private person, known as a "relator, " in a qui
tarn action. 740 ILCS 175/4(a)-(c) (West 2014). With
regard to a qui tarn action, the State may choose to
intervene or, as in this case, may allow the relator to
proceed with the litigation. 740 ILCS 1757(b)(4) (West 2014).
In the latter, the relator is considered a party to the
action and is entitled to a percentage of the proceeds or
settlement if the lawsuit is successful. 740 ILCS
175/4(c)(1), (d) (West 2014).
11 The following provisions of the Act are relevant to our
analysis and are considered the public disclosure bar to
qui tarn actions:
"(4)(A) The court shall dismiss an action or claim under
this Section, unless opposed by the State, if substantially
the same allegations or transactions as alleged in the action
or claim were publicly disclosed:
(ii) in a State legislative, State Auditor General, or other
State report, hearing, audit, or investigation; or
unless the action is brought by the Attorney General or the
person bringing the action is an original source of the
(B) For purposes of this paragraph (4), 'original
source' means an individual who either (i) prior to a
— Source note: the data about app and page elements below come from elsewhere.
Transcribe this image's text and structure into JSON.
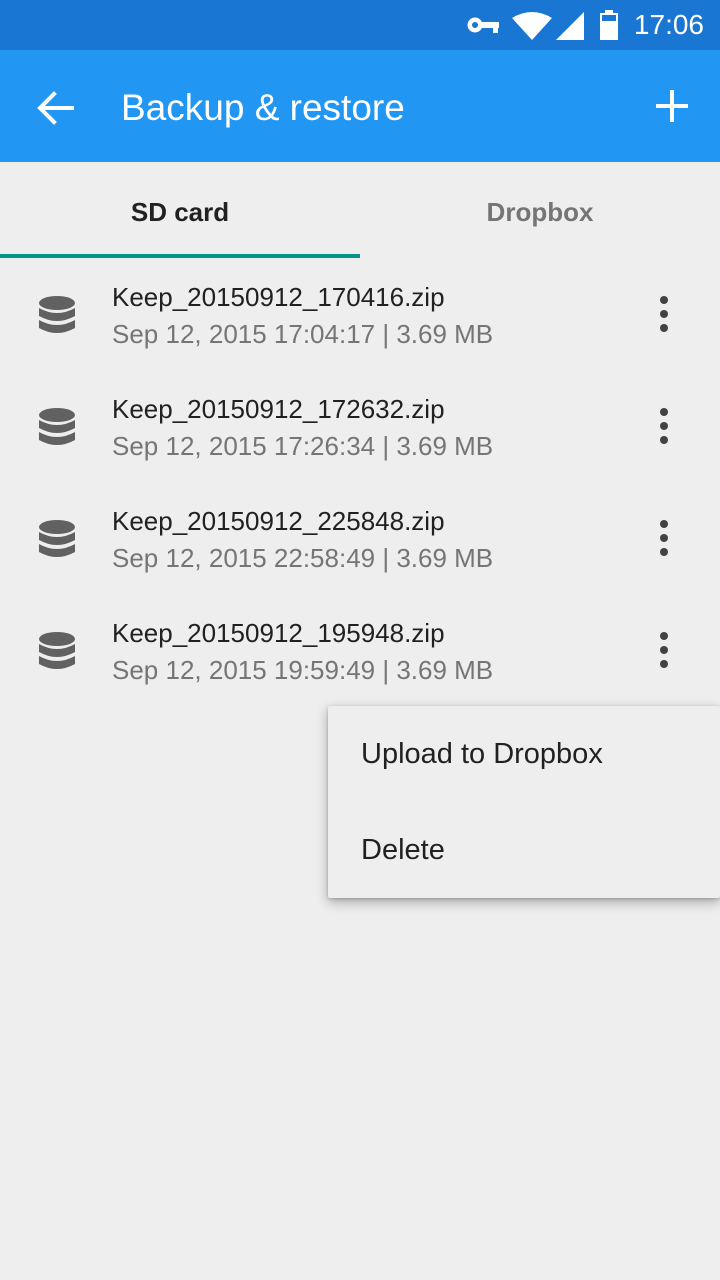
{
  "status_bar": {
    "time": "17:06",
    "icons": [
      "key-icon",
      "wifi-icon",
      "signal-icon",
      "battery-icon"
    ]
  },
  "app_bar": {
    "title": "Backup & restore",
    "back_icon": "arrow-back-icon",
    "add_icon": "plus-icon",
    "color": "#2196f3"
  },
  "tabs": [
    {
      "label": "SD card",
      "active": true
    },
    {
      "label": "Dropbox",
      "active": false
    }
  ],
  "accent_color": "#009688",
  "backups": [
    {
      "name": "Keep_20150912_170416.zip",
      "meta": "Sep 12, 2015 17:04:17 | 3.69 MB"
    },
    {
      "name": "Keep_20150912_172632.zip",
      "meta": "Sep 12, 2015 17:26:34 | 3.69 MB"
    },
    {
      "name": "Keep_20150912_225848.zip",
      "meta": "Sep 12, 2015 22:58:49 | 3.69 MB"
    },
    {
      "name": "Keep_20150912_195948.zip",
      "meta": "Sep 12, 2015 19:59:49 | 3.69 MB"
    }
  ],
  "context_menu": {
    "items": [
      "Upload to Dropbox",
      "Delete"
    ]
  }
}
public disclosure under subparagraph (A) of this paragraph
(4), has voluntarily disclosed to the State the information
on which allegations or transactions in a claim are based, or
(ii) has knowledge that is independent of and materially adds
to the publicly disclosed allegations or transactions, and
who has voluntarily provided the information to the State
before filing an action under this Section." 740 ILCS
175/4(e)(4) (West 2014).
defines "State" as:
"(a) 'State' means the State of Illinois; any
agency of State government; the system of State colleges and
universities, any school district, community college
district, county, municipality, municipal corporation, unit
of local government, and any combination of the above under
an intergovernmental agreement that includes provisions for a
governing body of the agency created by the agreement."
740 ILCS 175/2 (West 2014).
there are four inquiries that must be conducted by a court to
determine whether it has jurisdiction to hear a qui
tarn suit. State ex rel. Beeler, Schad &
Diamond, P.C. v. Target Corp.,367 Ill.App.3d 860, 868
(2006); see also Glaser v. Wound Care Consultants,
Inc.,570 F.3d 907, 913 (7th Cir. 2009). The questions
are: (1) whether the alleged "public disclosure"
contains allegations or transactions from one of the listed
sources of section 4(e)(4)(A) of the False Claims Act (740
ILCS 175/4(e)(4)(A) (West 2014)); (2) whether the alleged
disclosure was made "public" within the meaning of
the False Claims Act; (3) whether the relator's complaint
is "based upon" the "public disclosure";
and (4) if the answer is positive for the prior three